I have been very frustrated lately. It seems that I eat, sleep, and breathe test prep. I dream of numbers--seriously. Data flashes through my brain as I try to get a good night's rest. I pick apart data with a fine toothed comb and always come to the same conclusion: I don't have enough time to adequately prepare my middle school students for the new, more "rigorous" high-stakes ISTEP test, and each time I look at the data, I feel like I've failed them in some way.
Between the multiple rounds of Acuity in all subject areas to prepare for the ISTEP test, four rounds of SRI to measure student reading levels, WIDA testing, the state mandated practice ISTEP test, the two rounds of the actual ISTEP test, and the test prep in which we engage, I lose countless instructional hours. Throw in the days that school is closed due to inclement weather and other interruptions that take students out of the classroom, and I am set back even further.
I've talked extensively with other educators and hear the frustration in their voices as well. What happened to building a love of learning in our students?
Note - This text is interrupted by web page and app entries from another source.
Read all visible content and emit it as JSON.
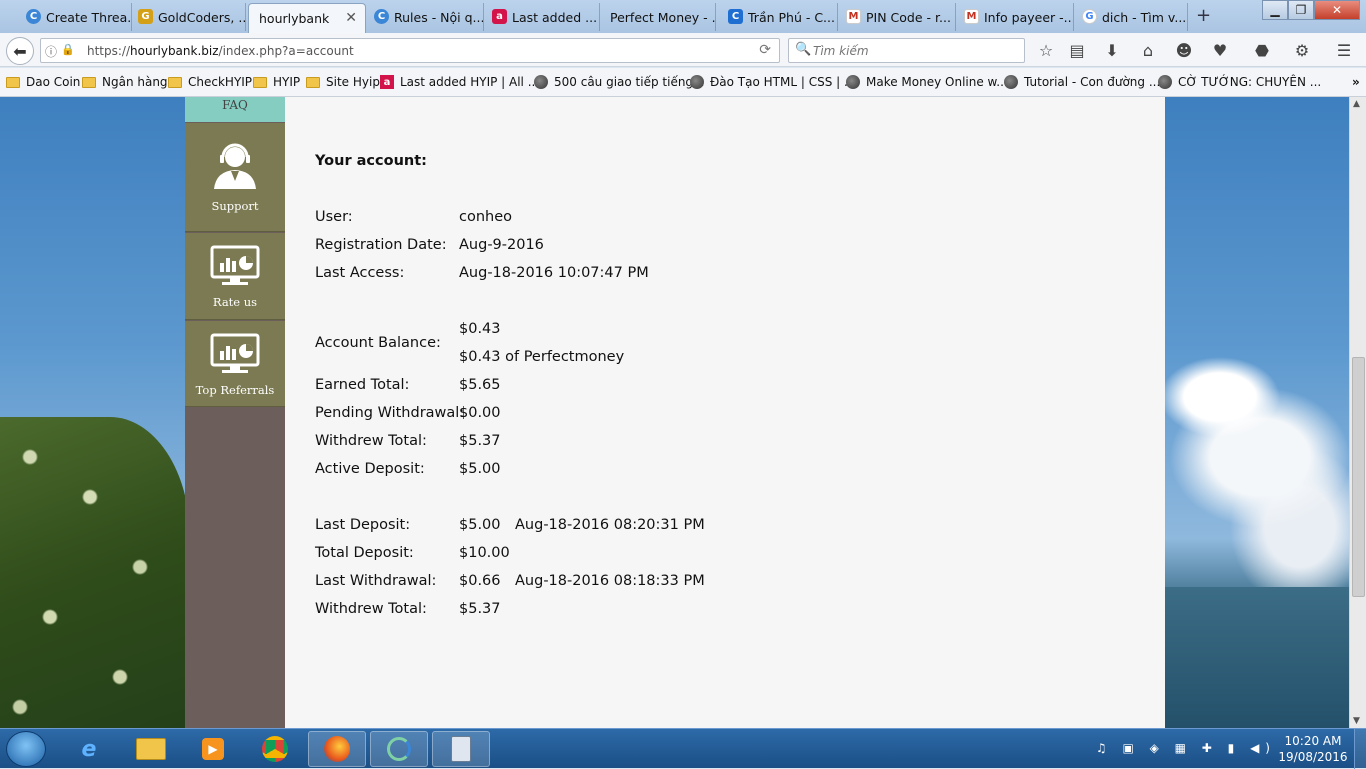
{
  "browser": {
    "tabs": [
      {
        "label": "Create Threa...",
        "icon": "c-circle-icon",
        "color": "#3b86d6"
      },
      {
        "label": "GoldCoders, ...",
        "icon": "gc-icon",
        "color": "#d4a017"
      },
      {
        "label": "hourlybank",
        "icon": "",
        "color": "",
        "active": true
      },
      {
        "label": "Rules - Nội q...",
        "icon": "c-circle-icon",
        "color": "#3b86d6"
      },
      {
        "label": "Last added ...",
        "icon": "a-red-icon",
        "color": "#d2144a"
      },
      {
        "label": "Perfect Money - ...",
        "icon": "",
        "color": ""
      },
      {
        "label": "Trần Phú - C...",
        "icon": "c-square-icon",
        "color": "#1e6fd1"
      },
      {
        "label": "PIN Code - r...",
        "icon": "gmail-icon",
        "color": "#c23321"
      },
      {
        "label": "Info payeer -...",
        "icon": "gmail-icon",
        "color": "#c23321"
      },
      {
        "label": "dich - Tìm v...",
        "icon": "google-icon",
        "color": "#4285f4"
      }
    ],
    "url": {
      "prefix": "https://",
      "domain": "hourlybank.biz",
      "path": "/index.php?a=account"
    },
    "search_placeholder": "Tìm kiếm",
    "bookmarks": [
      {
        "label": "Dao Coin",
        "icon": "folder"
      },
      {
        "label": "Ngân hàng",
        "icon": "folder"
      },
      {
        "label": "CheckHYIP",
        "icon": "folder"
      },
      {
        "label": "HYIP",
        "icon": "folder"
      },
      {
        "label": "Site Hyip",
        "icon": "folder"
      },
      {
        "label": "Last added HYIP | All ...",
        "icon": "a-red"
      },
      {
        "label": "500 câu giao tiếp tiếng...",
        "icon": "globe"
      },
      {
        "label": "Đào Tạo HTML | CSS | ...",
        "icon": "globe"
      },
      {
        "label": "Make Money Online w...",
        "icon": "globe"
      },
      {
        "label": "Tutorial - Con đường ...",
        "icon": "globe"
      },
      {
        "label": "CỜ TƯỚNG: CHUYÊN ...",
        "icon": "globe"
      }
    ]
  },
  "sidebar": {
    "faq_label": "FAQ",
    "items": [
      {
        "label": "Support",
        "icon": "support-agent-icon"
      },
      {
        "label": "Rate us",
        "icon": "monitor-chart-icon"
      },
      {
        "label": "Top Referrals",
        "icon": "monitor-chart-icon"
      }
    ]
  },
  "account": {
    "title": "Your account:",
    "rows": [
      {
        "label": "User:",
        "value": "conheo"
      },
      {
        "label": "Registration Date:",
        "value": "Aug-9-2016"
      },
      {
        "label": "Last Access:",
        "value": "Aug-18-2016 10:07:47 PM"
      },
      {
        "label": "Account Balance:",
        "value": "$0.43",
        "value2": "$0.43 of Perfectmoney"
      },
      {
        "label": "Earned Total:",
        "value": "$5.65"
      },
      {
        "label": "Pending Withdrawal:",
        "value": "$0.00"
      },
      {
        "label": "Withdrew Total:",
        "value": "$5.37"
      },
      {
        "label": "Active Deposit:",
        "value": "$5.00"
      },
      {
        "label": "Last Deposit:",
        "value": "$5.00",
        "date": "Aug-18-2016 08:20:31 PM"
      },
      {
        "label": "Total Deposit:",
        "value": "$10.00"
      },
      {
        "label": "Last Withdrawal:",
        "value": "$0.66",
        "date": "Aug-18-2016 08:18:33 PM"
      },
      {
        "label": "Withdrew Total:",
        "value": "$5.37"
      }
    ]
  },
  "taskbar": {
    "time": "10:20 AM",
    "date": "19/08/2016"
  }
}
What about the time we used to take to truly build relationships with our students and work on team-building activities? This is key to the socialization of middle school students, but that time has been taken away. It seems that now the focus is solely on test scores. School grades, teacher pay, and jobs are all linked to these test scores. The unveiling of the Common Core and Indiana Academic Standards means a longer, more rigorous test that involves more complex reading, as well as questions that require a deeper level of thinking. However, we do not have adequate time within the classroom to get our students to this higher level of thinking with every single standard.
Let's not forget about what this is doing to our students. The stress and frustration on their faces is enough to break even the toughest critic's heart. I have too many students having anxiety attacks at school. I haven't done any scientific research, but I am inclined to believe that part of it is because of the amount of stress that they feel over the constant focus on test scores. Other students go the other way and become apathetic. They openly confess that after awhile, they just "click any answer so that [they] can finish". ( Do you know any school-aged children? Ask them if they've ever done this. You may be surprised by their response.) Then, of course, there's the elimination of a full year of science and social studies. This is detrimental to the students and causes them to lack the background knowledge needed to understand complex text that is related to these subjects.
The cry of many educators is, "this isn't why I got into teaching." The outrage felt at what's being done to our students festers like a nasty sore. We have a variety of students coming to us from different backgrounds and with different types of baggage. Are we really helping them by making the standardized assessments harder and then penalizing the schools when enough students don't pass? Is it to their benefit to be so focused on testing that we forget about the well-being of the whole child? What are we to do?
The other day, one of my former students walked into my classroom. This is a girl who was reading far below grade level when she was in middle school. My colleagues and I worked extensively with her over the years, and when she came into my room, she said with a big smile, "Mrs. Miller, I have enough credits to graduate early." This young woman did NOT pass the ISTEP test as a 6th grader. Had my colleagues and I relied only on the data, we may have given up on her and focused more on students who were closer to passing. But none of us believed that this was in the best interest of the students. We continued to teach her and work with her, and she was able to stay in school and reach her goal of graduating.
This is what it is all about, friends. I remind myself of this when I feel overwhelmed and discouraged. All we can do is the best we can with the time and resources that we've been given. Hang in there, fellow educators. Keep fighting for your students. You are making a difference.